  6. Wage labour as an exchangeable primary commodity ceases to exist and its place is taken by free creativity, which is based on the principle of ‘from everyone for everyone’. It follows that, in such a production system, consumption will be the determinant of production, while in the the current exploitative system it is production which drives consumption. That is, the production process will be judged by the people’s needs.

  7. The organization of life will be managed by the producers themselves and will be co-ordinated by the producers’ councils.

  8. The state, the military, the police, the national borders, the schools, the motherland, the family become museum pieces, shites of an epoch of social constipation.

  9. Today, as capitalism nears its explosive point, self-management is the only solution.

VI. The Greek reality and the revolutionary industrial groups

  1. In Greece today worker syndicalism has really got bogged down.

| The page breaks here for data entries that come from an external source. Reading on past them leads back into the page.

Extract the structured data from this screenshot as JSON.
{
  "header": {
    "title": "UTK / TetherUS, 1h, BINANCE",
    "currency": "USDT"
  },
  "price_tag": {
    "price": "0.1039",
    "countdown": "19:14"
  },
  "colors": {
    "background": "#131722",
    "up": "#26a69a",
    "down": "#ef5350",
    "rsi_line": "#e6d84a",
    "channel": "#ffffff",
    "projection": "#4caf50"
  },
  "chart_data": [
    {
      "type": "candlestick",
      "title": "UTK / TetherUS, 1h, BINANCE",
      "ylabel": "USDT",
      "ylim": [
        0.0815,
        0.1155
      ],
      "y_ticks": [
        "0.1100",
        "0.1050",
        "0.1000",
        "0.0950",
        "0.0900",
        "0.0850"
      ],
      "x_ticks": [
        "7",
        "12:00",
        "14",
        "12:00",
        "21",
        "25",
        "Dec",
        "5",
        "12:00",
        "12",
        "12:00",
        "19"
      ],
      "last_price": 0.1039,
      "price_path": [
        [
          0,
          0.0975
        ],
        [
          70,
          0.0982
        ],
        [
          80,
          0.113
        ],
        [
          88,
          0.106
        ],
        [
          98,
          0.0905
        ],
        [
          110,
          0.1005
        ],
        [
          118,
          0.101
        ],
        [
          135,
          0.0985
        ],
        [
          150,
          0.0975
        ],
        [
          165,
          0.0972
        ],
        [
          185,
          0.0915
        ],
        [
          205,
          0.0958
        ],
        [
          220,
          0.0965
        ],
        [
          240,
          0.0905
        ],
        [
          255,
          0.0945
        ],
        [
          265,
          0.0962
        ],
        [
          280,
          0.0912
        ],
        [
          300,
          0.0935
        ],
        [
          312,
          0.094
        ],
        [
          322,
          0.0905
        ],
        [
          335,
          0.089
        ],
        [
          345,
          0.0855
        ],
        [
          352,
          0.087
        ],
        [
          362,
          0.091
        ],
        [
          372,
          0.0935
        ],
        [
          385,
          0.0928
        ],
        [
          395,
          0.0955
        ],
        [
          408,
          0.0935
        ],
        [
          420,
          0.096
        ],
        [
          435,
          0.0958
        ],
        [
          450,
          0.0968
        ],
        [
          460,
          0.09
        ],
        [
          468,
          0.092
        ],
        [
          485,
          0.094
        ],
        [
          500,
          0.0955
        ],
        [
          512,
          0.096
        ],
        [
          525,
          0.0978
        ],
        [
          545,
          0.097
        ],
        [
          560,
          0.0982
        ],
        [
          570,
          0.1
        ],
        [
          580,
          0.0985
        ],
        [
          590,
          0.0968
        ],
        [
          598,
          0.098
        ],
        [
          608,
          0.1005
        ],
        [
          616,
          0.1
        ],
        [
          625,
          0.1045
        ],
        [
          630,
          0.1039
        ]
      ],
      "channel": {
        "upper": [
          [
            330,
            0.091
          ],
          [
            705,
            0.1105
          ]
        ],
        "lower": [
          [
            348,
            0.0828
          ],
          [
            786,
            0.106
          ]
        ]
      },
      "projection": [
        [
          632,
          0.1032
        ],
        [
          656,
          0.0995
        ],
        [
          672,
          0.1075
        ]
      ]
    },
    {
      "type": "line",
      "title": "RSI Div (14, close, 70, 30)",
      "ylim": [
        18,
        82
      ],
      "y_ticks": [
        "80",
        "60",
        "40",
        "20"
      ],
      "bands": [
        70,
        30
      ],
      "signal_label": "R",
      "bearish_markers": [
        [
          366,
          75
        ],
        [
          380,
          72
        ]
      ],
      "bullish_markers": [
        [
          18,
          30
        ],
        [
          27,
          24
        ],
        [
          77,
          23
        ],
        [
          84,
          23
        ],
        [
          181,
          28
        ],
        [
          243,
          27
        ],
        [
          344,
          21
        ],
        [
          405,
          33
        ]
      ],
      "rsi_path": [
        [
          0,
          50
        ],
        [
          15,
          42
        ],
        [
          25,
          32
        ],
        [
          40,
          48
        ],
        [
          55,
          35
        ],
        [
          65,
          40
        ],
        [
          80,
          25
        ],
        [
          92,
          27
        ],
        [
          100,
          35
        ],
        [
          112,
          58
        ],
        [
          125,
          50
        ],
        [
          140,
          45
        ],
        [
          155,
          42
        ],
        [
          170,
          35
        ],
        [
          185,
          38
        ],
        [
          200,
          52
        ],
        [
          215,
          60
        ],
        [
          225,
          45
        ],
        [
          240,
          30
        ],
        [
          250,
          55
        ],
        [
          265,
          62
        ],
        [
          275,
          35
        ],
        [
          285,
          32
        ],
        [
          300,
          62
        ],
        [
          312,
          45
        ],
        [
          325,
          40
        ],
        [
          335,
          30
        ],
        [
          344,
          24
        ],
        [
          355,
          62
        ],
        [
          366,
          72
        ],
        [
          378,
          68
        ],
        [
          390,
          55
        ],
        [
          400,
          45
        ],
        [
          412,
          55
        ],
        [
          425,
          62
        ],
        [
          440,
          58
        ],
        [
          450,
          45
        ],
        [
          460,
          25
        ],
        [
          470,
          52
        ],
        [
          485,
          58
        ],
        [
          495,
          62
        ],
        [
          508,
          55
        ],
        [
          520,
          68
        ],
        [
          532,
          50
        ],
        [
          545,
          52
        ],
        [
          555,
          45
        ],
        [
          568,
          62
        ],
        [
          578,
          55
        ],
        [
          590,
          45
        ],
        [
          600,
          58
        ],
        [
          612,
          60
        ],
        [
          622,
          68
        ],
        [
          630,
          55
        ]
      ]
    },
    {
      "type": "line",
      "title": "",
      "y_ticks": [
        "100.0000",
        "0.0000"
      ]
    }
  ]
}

  2. After the repression of the industrial movement in [Greek factories] Pitsos, A.E.G., Eskimo, etc. and of the masons’ movement (23 July — 25 May) the opportunity for the development of direct action in production sites that had been opened was in fact lost, with the consequence that these days the workers limit themselves to the ghost of mediatory syndicalism which is actualized in the background by the reformist syndicalist unions’ administration councils.

  3. In parallel, the capital was re-organized, renovating and completing the repression apparatus against the labour movement. For instance, the black-legging machine, employment law, MAT [riot police], persecution of syndicalists, mass layoffs, etc. resulting in open direct action being impossible in today’s places of production.

  4. In this situation the only solution is the promotion of revolutionary groups within the places of production that will rally the revolutionist workers whose aim will be the advancement of direct action.

  5. We believe that these groups’ action will focus on: a) prevailing over reformist syndicalism and revealing its hagglings with the bosses, b) forging ahead revolutionary forms of praxis such as fierce strikes, occupations, sabotage of production, etc., and c) propagandizing decision-making by the workers themselves by the agency of the general assemblies and beating the belief in representation.

  6. Here we ought to make it clear that in no way we believe that these groups can replace the real organizations of workers in production sites.

    [Translator’s note: zymosis in the next paragraph means the development and spread of political maturity amongst the workers].

  7. These groups with their action are the zymosis’ catalysts for the advancement of class struggle by direct action.